Anthony Joseph Studer

Assistant Professor

Dr. Studer improves the efficiency and productivity of cereal crops by optimizing photosynthesis and water use. His research contributes to the development of crops that are resilient to climate change and meet the needs of growers at the regional, national, and international levels.

Primary Disciplines

Education

  • Ph.D. Genetics, University of Wisconsin-Madison, 2011.
  • B.S. Biology, Defiance College, 2005.

Research Interests

  • My lab studies the evolution, regulation, and function of the carbon concentrating mechanism employed by plants for C4 photosynthesis. This process plays an important role in carbon dioxide uptake and transpirational water loss, and thus, has direct implications for photosynthetic and water-use efficiency. Elucidating the genetic control of photosynthesis will enable the manipulation of crops (through both breeding and engineering) to improve productivity and sustainability, which will be vital for food and fuel security in a changing environment.

Selected Articles in Journals
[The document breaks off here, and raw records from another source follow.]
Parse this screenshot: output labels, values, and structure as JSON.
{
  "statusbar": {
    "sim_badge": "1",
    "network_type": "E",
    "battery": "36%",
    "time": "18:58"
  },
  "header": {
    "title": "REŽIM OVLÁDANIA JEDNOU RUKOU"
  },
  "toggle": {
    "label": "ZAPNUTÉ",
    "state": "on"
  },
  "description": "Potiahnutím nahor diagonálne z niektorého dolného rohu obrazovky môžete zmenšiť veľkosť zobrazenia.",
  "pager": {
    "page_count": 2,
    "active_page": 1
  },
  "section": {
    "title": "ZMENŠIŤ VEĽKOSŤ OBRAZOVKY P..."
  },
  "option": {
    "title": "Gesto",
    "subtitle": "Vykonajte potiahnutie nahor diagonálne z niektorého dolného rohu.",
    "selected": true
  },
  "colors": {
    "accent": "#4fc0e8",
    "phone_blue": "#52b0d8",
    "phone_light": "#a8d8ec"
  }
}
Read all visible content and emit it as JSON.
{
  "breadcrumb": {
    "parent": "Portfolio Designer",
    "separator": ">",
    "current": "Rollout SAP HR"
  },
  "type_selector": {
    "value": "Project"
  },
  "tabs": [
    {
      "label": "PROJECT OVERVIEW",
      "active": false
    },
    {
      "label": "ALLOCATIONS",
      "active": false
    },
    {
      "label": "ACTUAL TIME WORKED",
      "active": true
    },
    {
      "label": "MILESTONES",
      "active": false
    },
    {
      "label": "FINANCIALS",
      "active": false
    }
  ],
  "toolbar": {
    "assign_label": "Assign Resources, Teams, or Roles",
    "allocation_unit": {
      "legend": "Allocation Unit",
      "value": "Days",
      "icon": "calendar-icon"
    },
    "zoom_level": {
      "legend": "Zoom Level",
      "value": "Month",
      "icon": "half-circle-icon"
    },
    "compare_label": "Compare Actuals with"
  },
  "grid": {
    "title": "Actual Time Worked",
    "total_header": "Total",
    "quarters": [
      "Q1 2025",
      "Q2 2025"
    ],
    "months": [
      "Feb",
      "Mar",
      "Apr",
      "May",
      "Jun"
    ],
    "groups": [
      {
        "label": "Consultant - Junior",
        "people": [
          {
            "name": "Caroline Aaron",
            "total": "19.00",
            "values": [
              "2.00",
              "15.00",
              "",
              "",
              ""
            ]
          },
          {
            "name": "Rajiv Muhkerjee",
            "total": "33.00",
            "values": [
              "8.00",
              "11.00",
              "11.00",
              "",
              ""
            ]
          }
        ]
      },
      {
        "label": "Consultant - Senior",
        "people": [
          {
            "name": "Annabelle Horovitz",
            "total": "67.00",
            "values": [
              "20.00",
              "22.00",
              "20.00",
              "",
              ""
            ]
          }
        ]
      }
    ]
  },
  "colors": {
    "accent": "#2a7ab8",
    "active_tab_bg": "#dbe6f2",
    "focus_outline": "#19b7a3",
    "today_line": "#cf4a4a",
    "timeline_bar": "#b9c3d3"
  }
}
  • Twohey III, R. J., Roberts, L. M., & Studer A. J. (2018). Leaf Stable Carbon Isotope Composition Reflects Transpiration Efficiency in Zea mays. The Plant Journal, https://doi.org/10.1111/tpj.14135
  • Kolbe, A. R., Brutnell, T. P., Cousins, A. B., & Studer, A. J. (2018). Carbonic anhydrase mutants in Zea mays have altered stomatal responses to environmental signals. Plant Physiology, https://doi.org/10.1104/pp.18.00176
  • Kolbe A. R., Studer A. J., & Cousins A. B. (2018). Biochemical and transcriptomic analysis of maize diversity to elucidate drivers of leaf carbon isotope composition. Functional Plant Biology https://doi.org/10.1071/FP17265
  • Studer, A. J., Wang, H., & Doebley, J. F. (2017). Selection during maize domestication targeted a gene network controlling plant and inflorescence architecture. Genetics, 207(2), 755-765.
  • Huang, P., Studer, A. J., Schnable, J. C., Kellogg, E. A., & Brutnell, T. P. (2017). Cross species selection scans identify components of C4 photosynthesis in the grasses. Journal of Experimental Botany, erw256.
  • Studer, A. J.*, Schnable, J. C.*, Weissmann, S., Kolbe, A. R., McKain, M. R., Shao, Y., Cousins, A. B., Kellogg, E. A., & Brutnell, T. P. (2016). The draft genome of Dichanthelium oligosanthes: A C3 panicoid grass species. Genome Biol., 17(1) 223.
  • Yang, C. J., Kursel, L. E., Studer, A. J., Bartlett, M. E., Whipple, C. J., & Doebley, J. F. (2016). A gene for genetic background in Zea mays: fine-mapping enhancer of teosinte branched1. 2 (etb1. 2) to a YABBY class transcription factor. Genetics, 204(4),
  • Wang, H., Studer, A.J., Zhao, Q., Meeley, R., & Doebley, J. (2015) Evidence that the origin of naked kernels during maize domestication was caused by a single amino acid substitution in tga1. Genetics, 200(3), 965-974.
  • Wang, L., A. Czedik-Eysenberg, R. Mertz, Y. Si, T. Tohge, A. Nunes-Nesi, S. Arrivault, L. Dedow, D. Bryant, W. Zhou, J. Xu, S. Weissmann, A. J. Studer, et al. (2014) Comparative analyses of C4 and C3 photosynthesis in developing leaves of maize and rice. Nature Biotechnology, doi:10.1038/nbt.3019
  • Studer, A. J., Gandin, A., Kolbe, A. R., Wang, L., Cousins, A. B., & Brutnell, T. P. (2014). A limited role for carbonic anhydrase in C4 photosynthesis as revealed by a ca1ca2 double mutant in maize. Plant physiology, 165(2), 608-617.
  • Studer, A. J., & Doebley, J. F. (2012). Evidence for a natural allelic series at the maize domestication locus teosinte branched1. Genetics, 191(3), 951-958.
  • Studer, A. J., Zhao, Q., Ross-Ibarra, J., & Doebley, J. (2011). Identification of a functional transposon insertion in the maize domestication gene tb1. Nature genetics, 43(11), 1160-1163.
  • Studer, A. J., & Doebley, J. F. (2011). Do large effect QTL fractionate? A case study at the maize domestication QTL teosinte branched1. Genetics, 188(3), 673-681.
  • Quijada, P., Shannon, L. M., Glaubitz, J. C., Studer, A. J., & Doebley, J. (2009). Characterization of a major maize domestication QTL on the short arm of chromosome 1. Maydica 54(4), 401-408.